Exercise brief> Whenever a line in the entries below contains "SANDAL", copy that line.

Records supplied>
____________________

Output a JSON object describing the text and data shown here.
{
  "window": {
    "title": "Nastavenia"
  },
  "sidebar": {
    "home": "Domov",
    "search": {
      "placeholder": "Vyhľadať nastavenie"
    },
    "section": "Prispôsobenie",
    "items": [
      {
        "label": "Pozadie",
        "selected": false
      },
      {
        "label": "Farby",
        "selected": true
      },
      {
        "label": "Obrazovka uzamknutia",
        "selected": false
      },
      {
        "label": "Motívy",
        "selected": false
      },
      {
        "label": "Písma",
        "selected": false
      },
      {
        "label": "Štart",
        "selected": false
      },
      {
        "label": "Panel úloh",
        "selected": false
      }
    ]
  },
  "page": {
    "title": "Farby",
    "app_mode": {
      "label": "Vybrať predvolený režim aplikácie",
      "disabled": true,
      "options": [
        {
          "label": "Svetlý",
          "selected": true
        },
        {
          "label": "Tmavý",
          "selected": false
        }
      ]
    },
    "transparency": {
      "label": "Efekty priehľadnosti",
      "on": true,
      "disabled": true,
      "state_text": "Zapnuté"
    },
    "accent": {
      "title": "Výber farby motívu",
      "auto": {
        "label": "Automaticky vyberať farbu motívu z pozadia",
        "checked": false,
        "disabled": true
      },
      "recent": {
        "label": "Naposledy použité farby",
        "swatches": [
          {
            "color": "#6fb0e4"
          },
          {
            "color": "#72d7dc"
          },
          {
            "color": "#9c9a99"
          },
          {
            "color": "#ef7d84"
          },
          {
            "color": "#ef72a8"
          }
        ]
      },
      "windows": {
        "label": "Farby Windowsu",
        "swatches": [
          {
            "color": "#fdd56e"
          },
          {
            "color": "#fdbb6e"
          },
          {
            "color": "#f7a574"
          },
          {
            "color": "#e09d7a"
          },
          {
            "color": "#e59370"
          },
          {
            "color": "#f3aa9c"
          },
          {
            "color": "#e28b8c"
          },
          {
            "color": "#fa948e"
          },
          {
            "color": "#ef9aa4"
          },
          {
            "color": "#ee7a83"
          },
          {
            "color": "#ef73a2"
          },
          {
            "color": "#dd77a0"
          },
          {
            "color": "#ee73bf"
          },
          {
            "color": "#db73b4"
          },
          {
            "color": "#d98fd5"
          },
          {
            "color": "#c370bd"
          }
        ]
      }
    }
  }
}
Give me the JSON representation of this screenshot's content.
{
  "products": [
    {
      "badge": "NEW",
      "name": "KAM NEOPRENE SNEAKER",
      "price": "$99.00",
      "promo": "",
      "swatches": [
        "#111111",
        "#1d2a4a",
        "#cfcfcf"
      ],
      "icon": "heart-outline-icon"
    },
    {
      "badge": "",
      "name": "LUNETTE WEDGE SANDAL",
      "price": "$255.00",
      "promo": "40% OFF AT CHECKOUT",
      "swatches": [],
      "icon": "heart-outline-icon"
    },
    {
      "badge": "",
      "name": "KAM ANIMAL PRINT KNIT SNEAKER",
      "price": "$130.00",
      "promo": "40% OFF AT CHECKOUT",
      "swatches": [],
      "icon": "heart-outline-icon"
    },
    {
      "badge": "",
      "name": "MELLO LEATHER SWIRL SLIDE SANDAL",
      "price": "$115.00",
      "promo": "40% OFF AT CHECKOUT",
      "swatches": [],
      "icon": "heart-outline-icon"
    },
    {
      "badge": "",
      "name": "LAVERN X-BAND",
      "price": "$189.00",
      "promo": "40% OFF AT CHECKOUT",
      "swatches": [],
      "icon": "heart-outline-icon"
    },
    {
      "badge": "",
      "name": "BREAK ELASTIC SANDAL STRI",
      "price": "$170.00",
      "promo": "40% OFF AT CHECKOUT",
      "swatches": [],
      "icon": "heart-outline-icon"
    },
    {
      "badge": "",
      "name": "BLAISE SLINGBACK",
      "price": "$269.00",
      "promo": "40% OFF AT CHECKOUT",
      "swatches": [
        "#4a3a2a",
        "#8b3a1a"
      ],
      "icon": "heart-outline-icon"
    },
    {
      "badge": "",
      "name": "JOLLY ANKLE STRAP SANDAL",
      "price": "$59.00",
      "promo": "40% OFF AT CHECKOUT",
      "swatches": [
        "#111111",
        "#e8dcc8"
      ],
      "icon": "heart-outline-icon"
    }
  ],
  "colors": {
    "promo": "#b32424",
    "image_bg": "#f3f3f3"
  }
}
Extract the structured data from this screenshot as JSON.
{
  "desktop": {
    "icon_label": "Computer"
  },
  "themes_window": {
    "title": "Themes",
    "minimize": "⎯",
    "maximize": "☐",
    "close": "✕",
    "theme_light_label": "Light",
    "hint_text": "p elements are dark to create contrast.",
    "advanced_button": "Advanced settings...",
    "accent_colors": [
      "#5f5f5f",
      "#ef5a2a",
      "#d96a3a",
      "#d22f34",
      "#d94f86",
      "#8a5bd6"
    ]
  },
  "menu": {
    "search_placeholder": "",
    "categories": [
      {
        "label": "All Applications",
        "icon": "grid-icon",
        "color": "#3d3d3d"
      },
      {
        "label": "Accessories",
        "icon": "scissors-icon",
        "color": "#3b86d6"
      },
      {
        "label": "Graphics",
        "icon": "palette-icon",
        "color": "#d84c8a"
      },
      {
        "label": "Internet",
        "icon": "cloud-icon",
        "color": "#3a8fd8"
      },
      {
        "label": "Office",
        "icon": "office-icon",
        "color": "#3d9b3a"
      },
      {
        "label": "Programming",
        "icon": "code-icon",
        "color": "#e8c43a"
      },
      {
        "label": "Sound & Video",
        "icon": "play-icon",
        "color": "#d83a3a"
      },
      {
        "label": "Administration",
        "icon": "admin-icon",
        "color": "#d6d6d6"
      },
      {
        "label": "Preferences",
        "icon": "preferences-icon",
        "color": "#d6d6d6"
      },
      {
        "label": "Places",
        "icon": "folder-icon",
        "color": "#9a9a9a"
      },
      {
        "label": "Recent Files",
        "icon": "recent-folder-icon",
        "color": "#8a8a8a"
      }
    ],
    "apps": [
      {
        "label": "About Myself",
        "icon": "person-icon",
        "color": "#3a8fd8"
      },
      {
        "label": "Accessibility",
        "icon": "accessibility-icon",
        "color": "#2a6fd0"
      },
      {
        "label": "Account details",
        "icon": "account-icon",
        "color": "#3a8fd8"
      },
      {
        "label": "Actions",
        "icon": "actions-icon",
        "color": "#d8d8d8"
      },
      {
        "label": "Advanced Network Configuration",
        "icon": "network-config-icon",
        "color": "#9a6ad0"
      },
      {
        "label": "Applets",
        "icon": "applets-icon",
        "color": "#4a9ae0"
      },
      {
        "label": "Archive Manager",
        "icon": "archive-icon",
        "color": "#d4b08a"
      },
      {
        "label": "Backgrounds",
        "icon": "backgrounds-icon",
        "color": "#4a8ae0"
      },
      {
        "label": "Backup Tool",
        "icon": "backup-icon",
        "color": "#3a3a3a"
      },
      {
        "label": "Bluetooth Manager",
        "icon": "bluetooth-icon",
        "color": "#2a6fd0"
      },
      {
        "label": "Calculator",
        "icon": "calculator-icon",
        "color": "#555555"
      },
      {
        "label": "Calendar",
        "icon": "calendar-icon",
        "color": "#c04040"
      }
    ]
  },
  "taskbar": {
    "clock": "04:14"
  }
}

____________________

Answer below>
      "name": "LUNETTE WEDGE SANDAL",
      "name": "MELLO LEATHER SWIRL SLIDE SANDAL",
      "name": "BREAK ELASTIC SANDAL STRI",
      "name": "JOLLY ANKLE STRAP SANDAL",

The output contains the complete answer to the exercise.